I have tried to make this process as easy as possible. To enroll in this certification you must have completed a Yoga Alliance Approved 200 hour Yoga Teacher Training and have a calling to learn how to teach yoga to people who cannot get up and down from the floor. This includes people of all ages. Younger people attend chair yoga classes if they have serious headaches or medications that make them dizzy. People with every type of disability, especially MS attend. People of all ages with knee and hip problems avoid floor yoga and move to chair yoga. Diabetics with neuropathy may feel safer doing yoga in a chair. Some people begin in chair yoga and after a few months transition to gentle yoga on the floor. This happens more than I expected. Of course anyone who sits at a desk can do yoga at work in their chair.
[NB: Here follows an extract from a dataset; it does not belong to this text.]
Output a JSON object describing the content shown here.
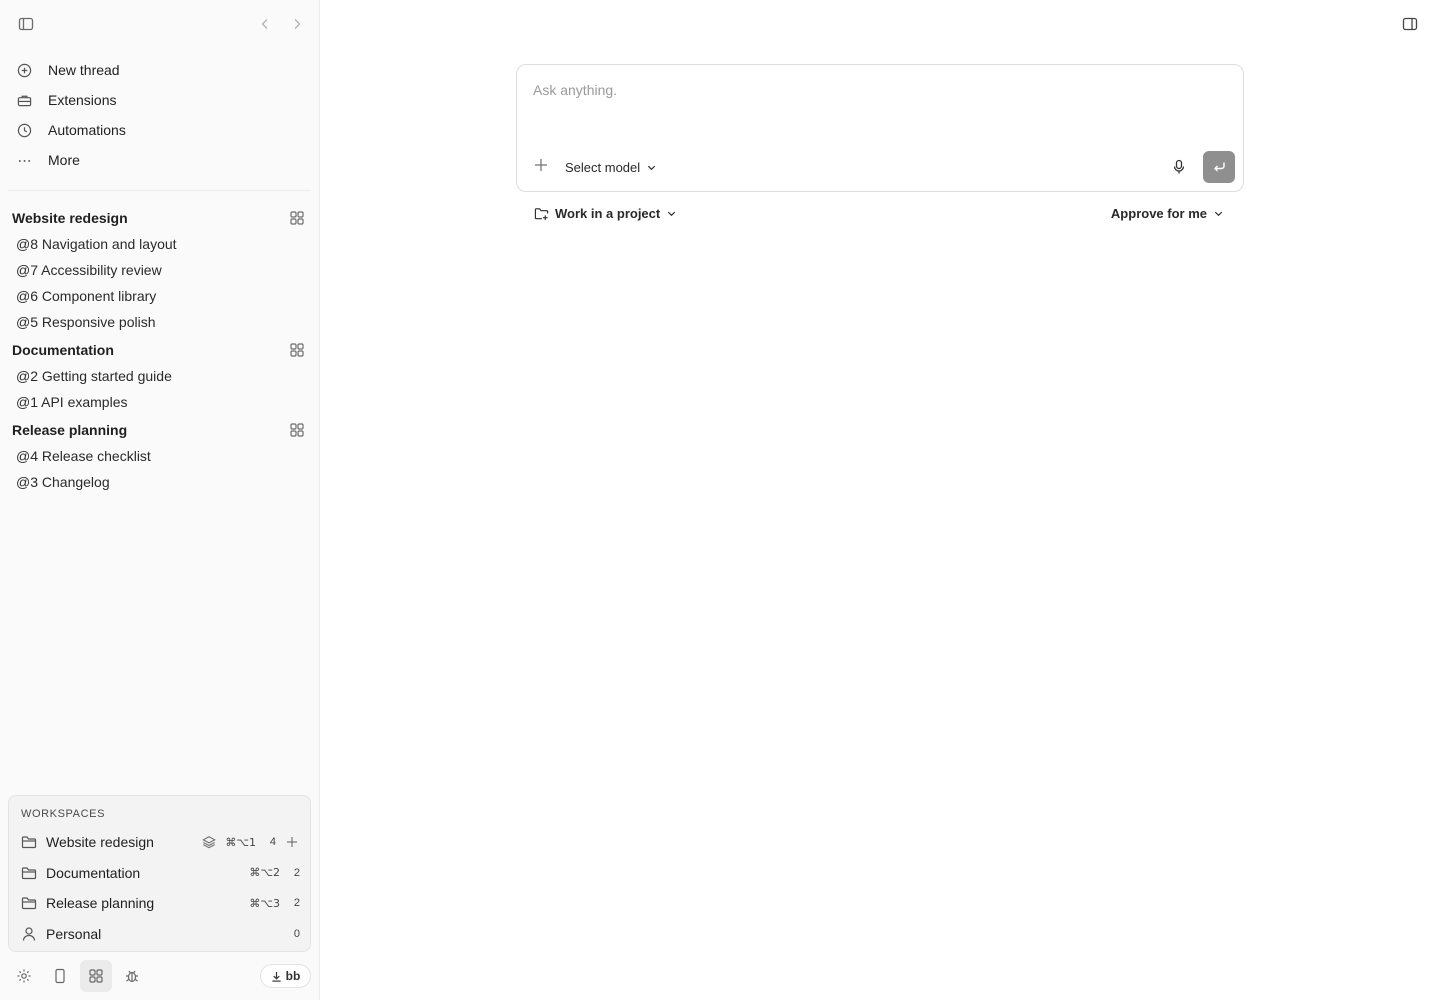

Many yoga postures can be modified so everyone can experience the spirit of the yoga poses from a chair or with the chair as a prop. If you are interested in providing a transformational experience for these students, this certification is for you.
Research out of Australia, reported on in Yoga International, studies Chair Yoga at Work. These researchers found both chair yoga and guided meditation beneficial. In Lifespan Yoga® Chair classes we combine the 2, which is the norm in a yoga studio.
“Frazzled workers take heed — a short, intention-filled break can offer significant health benefits. Alarmed by the up to 50 percent higher risk for heart attack associated with chronic work stress, researchers in Australia assessed the impact of just 15 minutes of in-office yoga or meditation. While participants did either chair yoga, guided meditation, or went about work as usual, the researchers measured such health variables as perceived stress, blood pressure, respiration rate, and heart rate variability (HRV — a predictor of cardiac and overall health). Compared with those who took no break, the yoga and meditation groups showed significant improvements in each of these variables. Chair yoga and meditation produced similar improvements in HRV, respiration, and perceived stress, while meditation had a greater impact on blood pressure.”
This type of research is really interesting because it compares chair yoga and guided meditation. I think it is important for researchers to pull apart the 8 limbs in academic and clinical trials. If a study just says they compared yoga and a control group, we need to figure our what they mean by yoga.